Median age at diagnosis (y) 69 50-60 50-60
Association Hepatitis C Hepatitis C Hepatitis C,
Helicobacter pylori, Campylobacter jejuni, Borrelia burgdorferi
Presentation Anemia,
Non-bulky abdomen, thoracic and peripheral lymph nodal involvement. Extranodal involvement
Bone marrow involvement Common, have sinusoidal infiltration pattern Seen in one third of patients Rare
Peripheral blood involvement Common, have villous lymphocytes. Rare Rare

Abbreviations: SMZL, splenic marginal zone lymphoma; NMZL, nodal marginal zone lymphoma; ENMZL, extranodal marginal zone lymphoma. Table adapted from Denlinger NM, et al. Cancer Manag Res. 2018;10:615-624.


  1. Liu L, Wang H, Chen Y, et al. Splenic marginal zone lymphoma: a population-based study on the 2001-2008 incidence and survival in the United States. Leuk Lymphoma. 2013;54:1380-1386.
  2. Thieblemont C, Felman P, Berger F, et al. Treatment of splenic marginal zone B-cell lymphoma: an analysis of 81 patients. Clin Lymphoma. 2002;3:41-47.
  3. Joshi M, Sheikh H, Abbi K, et al. Marginal zone lymphoma: old, new, targeted, and epigenetic therapies. Ther Adv Hematol. 2012;3:275-290.
  4. Zhang S, Xuan Z, Zhang L, et al. Splenic marginal zone lymphoma: a case report and literature review. World J Surg Oncol. 2020;18:259.
  5. Denlinger NM, Epperla N, William BM. Management of relapsed/refractory marginal zone lymphoma: focus on ibrutinib. Cancer Manag Res. 2018;10:615-624.
  6. Thieblemont C, Davi F, Noguera ME, et al. Splenic marginal zone lymphoma: current knowledge and future directions. Oncology (Willston Park). 2012;26:194-202.
  7. Arcaini L, Rossi D, Paulli M. Splenic marginal zone lymphoma: from genetics to management. Blood. 2016;127:2072-2081.
  8. Kalpadakis C, Pangalis GA, Angelopoulou MK, et al. Treatment of splenic marginal zone lymphoma with rituximab monotherapy: progress report and comparison with splenectomy. Oncologist. 2013;18:190-197.

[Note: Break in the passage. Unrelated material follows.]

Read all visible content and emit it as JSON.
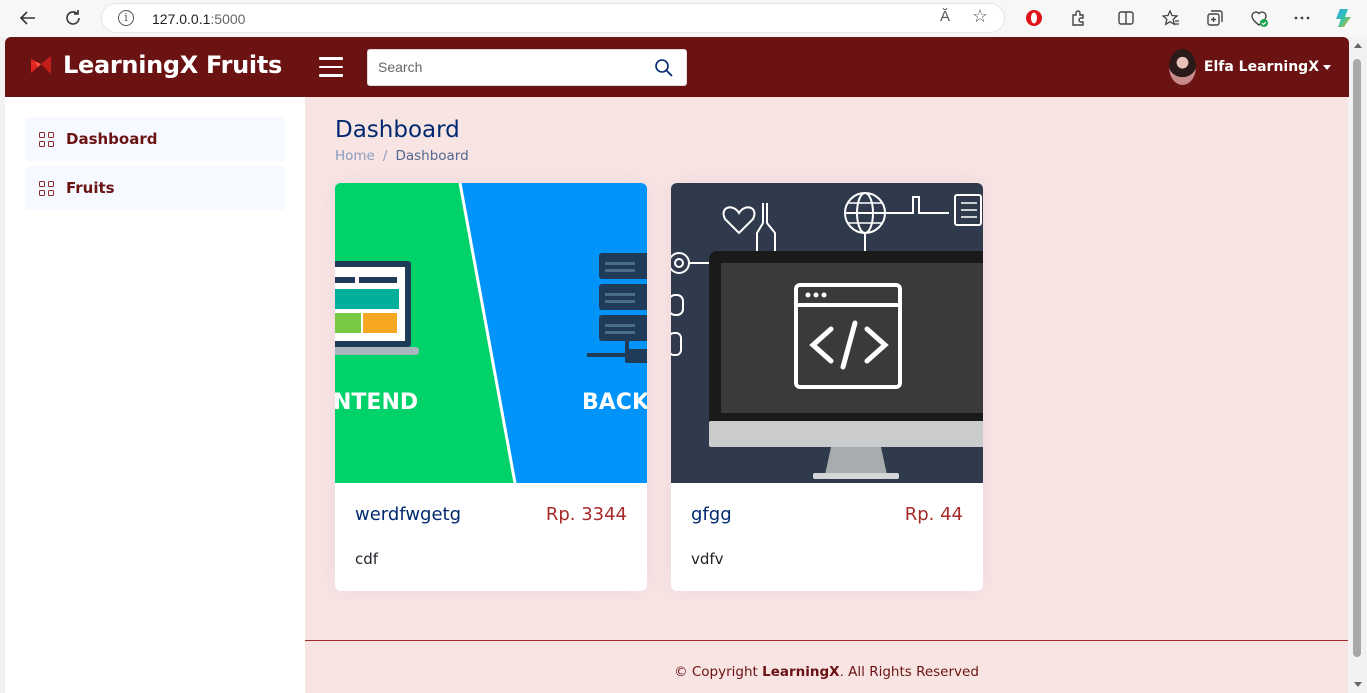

Note: Figures 1 through 4 are from the Pathology Lab at Saint Joseph Mercy Oakland Hospital in Pontiac, Michigan.

Case contributed by Drs. Jasmeet Kaur, Emad Wahashi, and Sarah Fatima, Department of Internal Medicine, Saint Joseph Mercy Oakland Hospital, Pontiac, MI; and Dr. Mehrvaan Kaur, Department of Radiology, Saint Joseph Mercy Oakland Hospital, Pontiac, MI.